[[ GIVEN DATA, beginning ]]

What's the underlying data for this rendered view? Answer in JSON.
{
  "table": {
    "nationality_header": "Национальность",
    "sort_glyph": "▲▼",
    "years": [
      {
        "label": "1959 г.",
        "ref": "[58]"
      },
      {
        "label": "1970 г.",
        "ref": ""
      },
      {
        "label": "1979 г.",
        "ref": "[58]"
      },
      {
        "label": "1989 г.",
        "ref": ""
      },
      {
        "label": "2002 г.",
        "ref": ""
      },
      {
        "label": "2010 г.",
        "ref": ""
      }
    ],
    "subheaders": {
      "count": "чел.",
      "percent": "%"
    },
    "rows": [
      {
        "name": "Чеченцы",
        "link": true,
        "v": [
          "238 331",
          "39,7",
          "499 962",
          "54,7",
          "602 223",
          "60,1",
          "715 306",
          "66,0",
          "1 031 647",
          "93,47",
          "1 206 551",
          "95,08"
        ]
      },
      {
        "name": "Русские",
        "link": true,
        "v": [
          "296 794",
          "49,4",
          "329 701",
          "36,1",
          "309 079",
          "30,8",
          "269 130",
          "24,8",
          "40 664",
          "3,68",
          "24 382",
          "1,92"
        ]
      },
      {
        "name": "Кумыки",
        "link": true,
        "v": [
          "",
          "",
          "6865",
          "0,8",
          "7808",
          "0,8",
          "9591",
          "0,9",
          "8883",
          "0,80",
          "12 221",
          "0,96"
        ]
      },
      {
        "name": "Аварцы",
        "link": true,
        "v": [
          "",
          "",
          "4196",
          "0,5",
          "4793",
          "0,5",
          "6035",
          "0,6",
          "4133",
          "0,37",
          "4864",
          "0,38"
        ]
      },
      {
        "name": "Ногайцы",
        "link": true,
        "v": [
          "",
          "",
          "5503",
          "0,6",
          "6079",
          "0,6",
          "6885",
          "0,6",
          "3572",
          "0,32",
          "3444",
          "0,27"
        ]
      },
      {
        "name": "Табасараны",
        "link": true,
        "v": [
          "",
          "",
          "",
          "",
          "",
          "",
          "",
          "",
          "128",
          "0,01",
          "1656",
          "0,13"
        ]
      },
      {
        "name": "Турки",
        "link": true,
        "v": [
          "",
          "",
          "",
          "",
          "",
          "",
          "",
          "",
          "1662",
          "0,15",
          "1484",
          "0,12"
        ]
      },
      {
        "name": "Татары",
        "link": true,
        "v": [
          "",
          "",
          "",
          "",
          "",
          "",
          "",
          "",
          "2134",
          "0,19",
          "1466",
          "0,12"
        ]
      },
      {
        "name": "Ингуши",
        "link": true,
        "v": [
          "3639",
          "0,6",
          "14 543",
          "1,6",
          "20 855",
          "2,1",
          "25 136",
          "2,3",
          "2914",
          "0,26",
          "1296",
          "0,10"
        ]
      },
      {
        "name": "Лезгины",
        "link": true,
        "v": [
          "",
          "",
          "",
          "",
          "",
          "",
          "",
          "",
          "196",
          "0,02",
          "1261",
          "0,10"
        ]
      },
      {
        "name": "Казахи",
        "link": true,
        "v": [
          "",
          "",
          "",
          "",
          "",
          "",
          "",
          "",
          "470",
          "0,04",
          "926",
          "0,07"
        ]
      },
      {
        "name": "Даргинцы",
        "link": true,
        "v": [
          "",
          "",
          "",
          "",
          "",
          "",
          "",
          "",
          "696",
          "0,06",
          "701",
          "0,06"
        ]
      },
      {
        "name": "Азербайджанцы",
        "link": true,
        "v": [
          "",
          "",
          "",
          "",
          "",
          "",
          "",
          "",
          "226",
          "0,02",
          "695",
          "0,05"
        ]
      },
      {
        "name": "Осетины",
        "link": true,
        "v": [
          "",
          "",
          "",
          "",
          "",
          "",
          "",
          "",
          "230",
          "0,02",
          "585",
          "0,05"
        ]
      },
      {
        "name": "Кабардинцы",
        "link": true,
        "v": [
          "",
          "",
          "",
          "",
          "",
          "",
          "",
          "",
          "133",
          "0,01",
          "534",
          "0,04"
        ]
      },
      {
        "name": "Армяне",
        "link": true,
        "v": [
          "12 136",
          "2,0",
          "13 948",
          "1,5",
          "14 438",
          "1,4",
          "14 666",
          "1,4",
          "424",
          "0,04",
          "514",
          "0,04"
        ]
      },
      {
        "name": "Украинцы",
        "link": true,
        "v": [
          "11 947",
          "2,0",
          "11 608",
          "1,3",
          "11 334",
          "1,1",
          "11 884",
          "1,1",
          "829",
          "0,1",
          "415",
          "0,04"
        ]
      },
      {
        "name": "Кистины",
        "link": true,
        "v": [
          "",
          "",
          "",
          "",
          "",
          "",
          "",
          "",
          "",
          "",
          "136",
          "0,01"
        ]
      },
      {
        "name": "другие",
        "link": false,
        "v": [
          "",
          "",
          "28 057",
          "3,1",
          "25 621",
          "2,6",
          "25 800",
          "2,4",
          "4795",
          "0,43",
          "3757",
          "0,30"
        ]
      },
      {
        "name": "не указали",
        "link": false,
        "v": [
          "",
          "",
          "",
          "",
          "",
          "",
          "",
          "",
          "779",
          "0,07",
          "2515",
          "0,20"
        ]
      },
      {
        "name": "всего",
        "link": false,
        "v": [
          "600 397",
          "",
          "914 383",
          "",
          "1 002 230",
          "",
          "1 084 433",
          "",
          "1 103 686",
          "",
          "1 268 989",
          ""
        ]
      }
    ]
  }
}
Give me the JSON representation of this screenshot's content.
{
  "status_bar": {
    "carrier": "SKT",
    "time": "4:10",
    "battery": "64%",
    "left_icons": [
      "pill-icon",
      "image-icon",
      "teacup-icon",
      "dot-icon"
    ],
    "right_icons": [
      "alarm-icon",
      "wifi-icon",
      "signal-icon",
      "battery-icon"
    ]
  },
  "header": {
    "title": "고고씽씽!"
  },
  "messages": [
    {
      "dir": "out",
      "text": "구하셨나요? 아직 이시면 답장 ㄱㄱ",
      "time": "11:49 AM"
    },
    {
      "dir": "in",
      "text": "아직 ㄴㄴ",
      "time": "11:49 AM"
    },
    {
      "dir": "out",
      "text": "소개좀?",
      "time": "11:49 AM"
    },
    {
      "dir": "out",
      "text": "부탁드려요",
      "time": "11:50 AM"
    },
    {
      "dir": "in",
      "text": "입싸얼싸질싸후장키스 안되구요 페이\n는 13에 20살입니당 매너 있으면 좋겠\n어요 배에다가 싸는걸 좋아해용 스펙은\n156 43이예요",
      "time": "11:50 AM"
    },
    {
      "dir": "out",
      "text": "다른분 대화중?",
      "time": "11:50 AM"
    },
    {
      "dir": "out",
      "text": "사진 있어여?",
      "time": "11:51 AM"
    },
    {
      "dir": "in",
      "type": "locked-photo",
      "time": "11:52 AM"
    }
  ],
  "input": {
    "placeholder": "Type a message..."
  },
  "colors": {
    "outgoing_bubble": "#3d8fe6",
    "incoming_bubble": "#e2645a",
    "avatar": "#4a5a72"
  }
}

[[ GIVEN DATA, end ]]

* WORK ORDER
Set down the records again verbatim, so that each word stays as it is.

* ANSWER TO THIS TASK
What's the underlying data for this rendered view? Answer in JSON.
{
  "table": {
    "nationality_header": "Национальность",
    "sort_glyph": "▲▼",
    "years": [
      {
        "label": "1959 г.",
        "ref": "[58]"
      },
      {
        "label": "1970 г.",
        "ref": ""
      },
      {
        "label": "1979 г.",
        "ref": "[58]"
      },
      {
        "label": "1989 г.",
        "ref": ""
      },
      {
        "label": "2002 г.",
        "ref": ""
      },
      {
        "label": "2010 г.",
        "ref": ""
      }
    ],
    "subheaders": {
      "count": "чел.",
      "percent": "%"
    },
    "rows": [
      {
        "name": "Чеченцы",
        "link": true,
        "v": [
          "238 331",
          "39,7",
          "499 962",
          "54,7",
          "602 223",
          "60,1",
          "715 306",
          "66,0",
          "1 031 647",
          "93,47",
          "1 206 551",
          "95,08"
        ]
      },
      {
        "name": "Русские",
        "link": true,
        "v": [
          "296 794",
          "49,4",
          "329 701",
          "36,1",
          "309 079",
          "30,8",
          "269 130",
          "24,8",
          "40 664",
          "3,68",
          "24 382",
          "1,92"
        ]
      },
      {
        "name": "Кумыки",
        "link": true,
        "v": [
          "",
          "",
          "6865",
          "0,8",
          "7808",
          "0,8",
          "9591",
          "0,9",
          "8883",
          "0,80",
          "12 221",
          "0,96"
        ]
      },
      {
        "name": "Аварцы",
        "link": true,
        "v": [
          "",
          "",
          "4196",
          "0,5",
          "4793",
          "0,5",
          "6035",
          "0,6",
          "4133",
          "0,37",
          "4864",
          "0,38"
        ]
      },
      {
        "name": "Ногайцы",
        "link": true,
        "v": [
          "",
          "",
          "5503",
          "0,6",
          "6079",
          "0,6",
          "6885",
          "0,6",
          "3572",
          "0,32",
          "3444",
          "0,27"
        ]
      },
      {
        "name": "Табасараны",
        "link": true,
        "v": [
          "",
          "",
          "",
          "",
          "",
          "",
          "",
          "",
          "128",
          "0,01",
          "1656",
          "0,13"
        ]
      },
      {
        "name": "Турки",
        "link": true,
        "v": [
          "",
          "",
          "",
          "",
          "",
          "",
          "",
          "",
          "1662",
          "0,15",
          "1484",
          "0,12"
        ]
      },
      {
        "name": "Татары",
        "link": true,
        "v": [
          "",
          "",
          "",
          "",
          "",
          "",
          "",
          "",
          "2134",
          "0,19",
          "1466",
          "0,12"
        ]
      },
      {
        "name": "Ингуши",
        "link": true,
        "v": [
          "3639",
          "0,6",
          "14 543",
          "1,6",
          "20 855",
          "2,1",
          "25 136",
          "2,3",
          "2914",
          "0,26",
          "1296",
          "0,10"
        ]
      },
      {
        "name": "Лезгины",
        "link": true,
        "v": [
          "",
          "",
          "",
          "",
          "",
          "",
          "",
          "",
          "196",
          "0,02",
          "1261",
          "0,10"
        ]
      },
      {
        "name": "Казахи",
        "link": true,
        "v": [
          "",
          "",
          "",
          "",
          "",
          "",
          "",
          "",
          "470",
          "0,04",
          "926",
          "0,07"
        ]
      },
      {
        "name": "Даргинцы",
        "link": true,
        "v": [
          "",
          "",
          "",
          "",
          "",
          "",
          "",
          "",
          "696",
          "0,06",
          "701",
          "0,06"
        ]
      },
      {
        "name": "Азербайджанцы",
        "link": true,
        "v": [
          "",
          "",
          "",
          "",
          "",
          "",
          "",
          "",
          "226",
          "0,02",
          "695",
          "0,05"
        ]
      },
      {
        "name": "Осетины",
        "link": true,
        "v": [
          "",
          "",
          "",
          "",
          "",
          "",
          "",
          "",
          "230",
          "0,02",
          "585",
          "0,05"
        ]
      },
      {
        "name": "Кабардинцы",
        "link": true,
        "v": [
          "",
          "",
          "",
          "",
          "",
          "",
          "",
          "",
          "133",
          "0,01",
          "534",
          "0,04"
        ]
      },
      {
        "name": "Армяне",
        "link": true,
        "v": [
          "12 136",
          "2,0",
          "13 948",
          "1,5",
          "14 438",
          "1,4",
          "14 666",
          "1,4",
          "424",
          "0,04",
          "514",
          "0,04"
        ]
      },
      {
        "name": "Украинцы",
        "link": true,
        "v": [
          "11 947",
          "2,0",
          "11 608",
          "1,3",
          "11 334",
          "1,1",
          "11 884",
          "1,1",
          "829",
          "0,1",
          "415",
          "0,04"
        ]
      },
      {
        "name": "Кистины",
        "link": true,
        "v": [
          "",
          "",
          "",
          "",
          "",
          "",
          "",
          "",
          "",
          "",
          "136",
          "0,01"
        ]
      },
      {
        "name": "другие",
        "link": false,
        "v": [
          "",
          "",
          "28 057",
          "3,1",
          "25 621",
          "2,6",
          "25 800",
          "2,4",
          "4795",
          "0,43",
          "3757",
          "0,30"
        ]
      },
      {
        "name": "не указали",
        "link": false,
        "v": [
          "",
          "",
          "",
          "",
          "",
          "",
          "",
          "",
          "779",
          "0,07",
          "2515",
          "0,20"
        ]
      },
      {
        "name": "всего",
        "link": false,
        "v": [
          "600 397",
          "",
          "914 383",
          "",
          "1 002 230",
          "",
          "1 084 433",
          "",
          "1 103 686",
          "",
          "1 268 989",
          ""
        ]
      }
    ]
  }
}
Give me the JSON representation of this screenshot's content.
{
  "status_bar": {
    "carrier": "SKT",
    "time": "4:10",
    "battery": "64%",
    "left_icons": [
      "pill-icon",
      "image-icon",
      "teacup-icon",
      "dot-icon"
    ],
    "right_icons": [
      "alarm-icon",
      "wifi-icon",
      "signal-icon",
      "battery-icon"
    ]
  },
  "header": {
    "title": "고고씽씽!"
  },
  "messages": [
    {
      "dir": "out",
      "text": "구하셨나요? 아직 이시면 답장 ㄱㄱ",
      "time": "11:49 AM"
    },
    {
      "dir": "in",
      "text": "아직 ㄴㄴ",
      "time": "11:49 AM"
    },
    {
      "dir": "out",
      "text": "소개좀?",
      "time": "11:49 AM"
    },
    {
      "dir": "out",
      "text": "부탁드려요",
      "time": "11:50 AM"
    },
    {
      "dir": "in",
      "text": "입싸얼싸질싸후장키스 안되구요 페이\n는 13에 20살입니당 매너 있으면 좋겠\n어요 배에다가 싸는걸 좋아해용 스펙은\n156 43이예요",
      "time": "11:50 AM"
    },
    {
      "dir": "out",
      "text": "다른분 대화중?",
      "time": "11:50 AM"
    },
    {
      "dir": "out",
      "text": "사진 있어여?",
      "time": "11:51 AM"
    },
    {
      "dir": "in",
      "type": "locked-photo",
      "time": "11:52 AM"
    }
  ],
  "input": {
    "placeholder": "Type a message..."
  },
  "colors": {
    "outgoing_bubble": "#3d8fe6",
    "incoming_bubble": "#e2645a",
    "avatar": "#4a5a72"
  }
}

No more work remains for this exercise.